Required action
When a line below contains the word "Wandertag", it counts toward the total; give that total and nothing besides.

[Data entries]

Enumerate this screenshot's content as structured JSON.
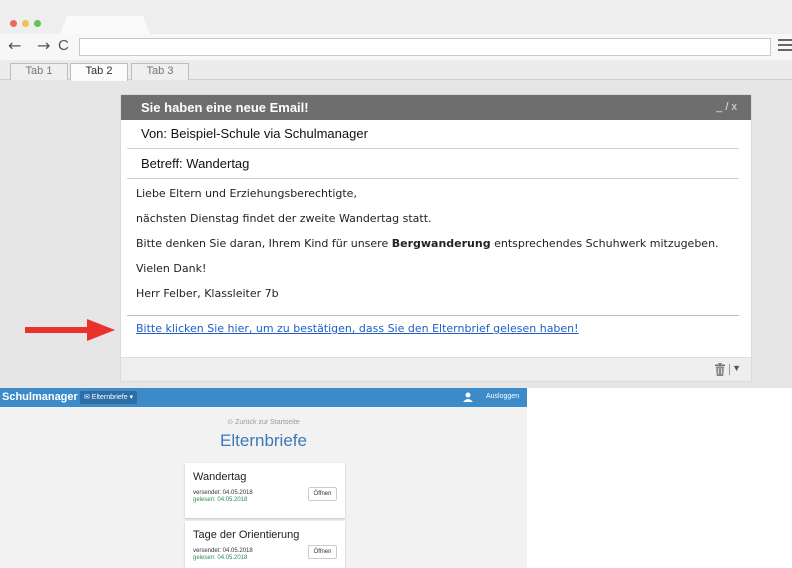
{
  "browser": {
    "tabs": [
      "Tab 1",
      "Tab 2",
      "Tab 3"
    ],
    "active_tab": "Tab 2",
    "back_label": "←",
    "forward_label": "→",
    "reload_label": "C"
  },
  "email": {
    "title": "Sie haben eine neue Email!",
    "window_controls": "_ / x",
    "from": "Von: Beispiel-Schule via Schulmanager",
    "subject": "Betreff: Wandertag",
    "body": {
      "greeting": "Liebe Eltern und Erziehungsberechtigte,",
      "line1": "nächsten Dienstag findet der zweite Wandertag statt.",
      "line2_before": "Bitte denken Sie daran, Ihrem Kind für unsere ",
      "line2_bold": "Bergwanderung",
      "line2_after": " entsprechendes Schuhwerk mitzugeben.",
      "thanks": "Vielen Dank!",
      "signature": "Herr Felber, Klassleiter 7b"
    },
    "confirm_link": "Bitte klicken Sie hier, um zu bestätigen, dass Sie den Elternbrief gelesen haben!",
    "footer_caret": "▼"
  },
  "arrow_color": "#e8322b",
  "schulmanager": {
    "brand": "Schulmanager",
    "menu_label": "✉ Elternbriefe ▾",
    "logout": "Ausloggen",
    "back_link": "⊙ Zurück zur Startseite",
    "page_title": "Elternbriefe",
    "letters": [
      {
        "title": "Wandertag",
        "sent": "versendet: 04.05.2018",
        "read": "gelesen: 04.05.2018",
        "button": "Öffnen"
      },
      {
        "title": "Tage der Orientierung",
        "sent": "versendet: 04.05.2018",
        "read": "gelesen: 04.05.2018",
        "button": "Öffnen"
      }
    ]
  },
  "colors": {
    "header_gray": "#6e6e6e",
    "link_blue": "#1b5ec7",
    "sm_blue": "#3d8ac9",
    "read_green": "#2e8b57"
  }
}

Problem solution
3